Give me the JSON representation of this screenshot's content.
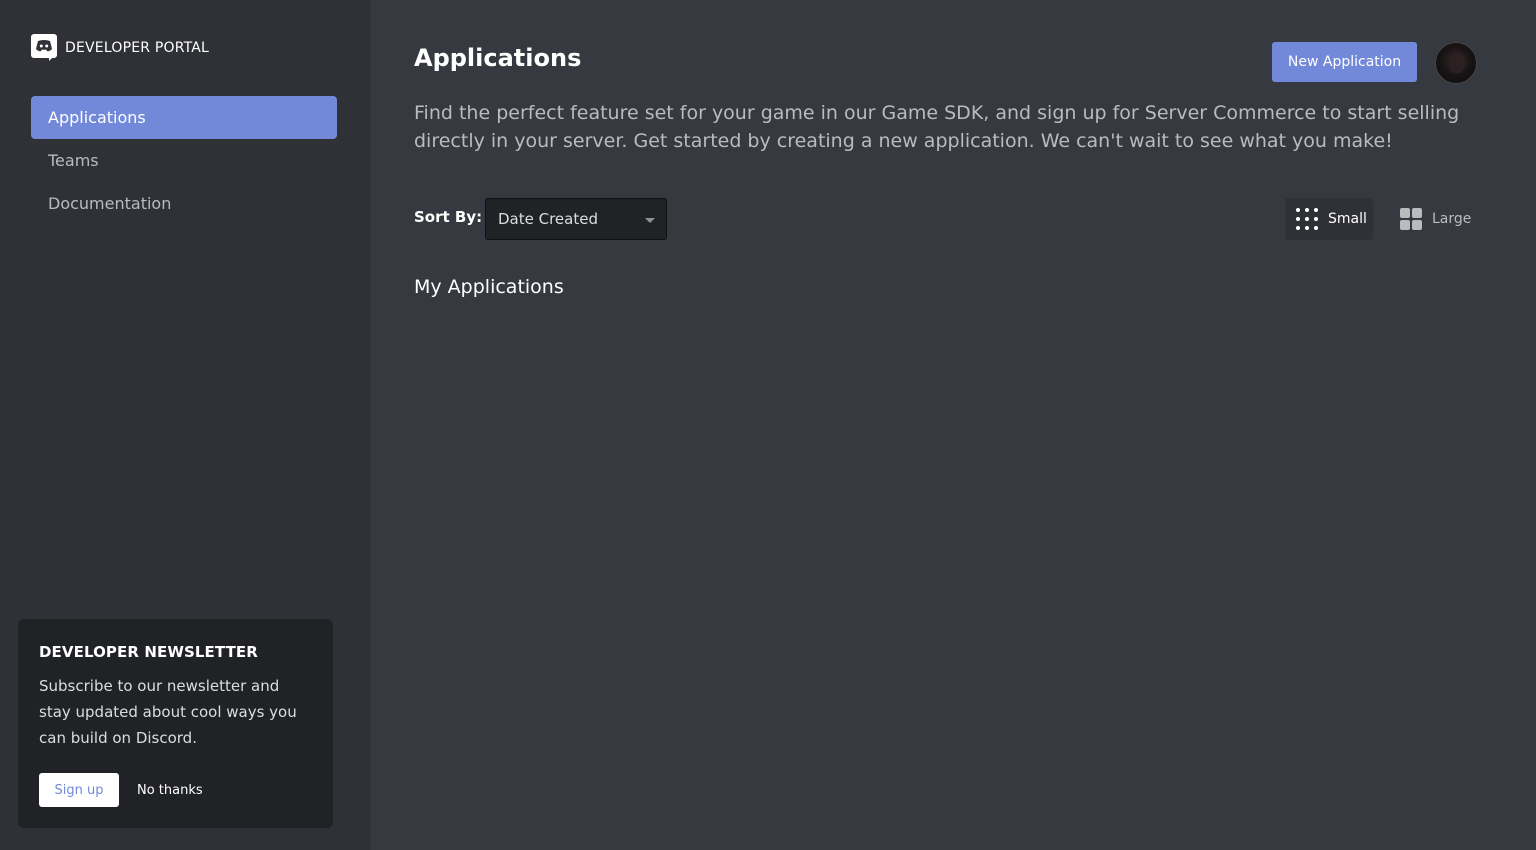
{
  "brand": {
    "name": "DEVELOPER PORTAL",
    "logo_icon": "discord-logo-icon"
  },
  "sidebar": {
    "items": [
      {
        "label": "Applications",
        "active": true
      },
      {
        "label": "Teams",
        "active": false
      },
      {
        "label": "Documentation",
        "active": false
      }
    ]
  },
  "newsletter": {
    "title": "DEVELOPER NEWSLETTER",
    "body": "Subscribe to our newsletter and stay updated about cool ways you can build on Discord.",
    "signup_label": "Sign up",
    "no_thanks_label": "No thanks"
  },
  "header": {
    "title": "Applications",
    "new_app_label": "New Application",
    "description": "Find the perfect feature set for your game in our Game SDK, and sign up for Server Commerce to start selling directly in your server. Get started by creating a new application. We can't wait to see what you make!"
  },
  "sort": {
    "label": "Sort By:",
    "selected": "Date Created"
  },
  "view_toggle": {
    "small_label": "Small",
    "large_label": "Large",
    "selected": "Small"
  },
  "section": {
    "title": "My Applications"
  },
  "colors": {
    "accent": "#7289da",
    "background": "#36393f",
    "sidebar": "#2f3136",
    "panel": "#202225"
  }
}
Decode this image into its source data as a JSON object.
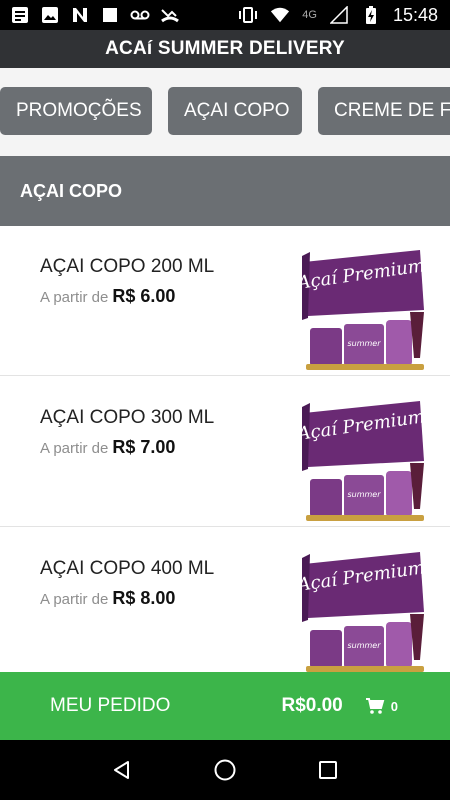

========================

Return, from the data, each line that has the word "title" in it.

#### OUTPUT BELOW:
    "title": "DEVELOPER NEWSLETTER",
    "title": "Applications",
    "title": "My Applications"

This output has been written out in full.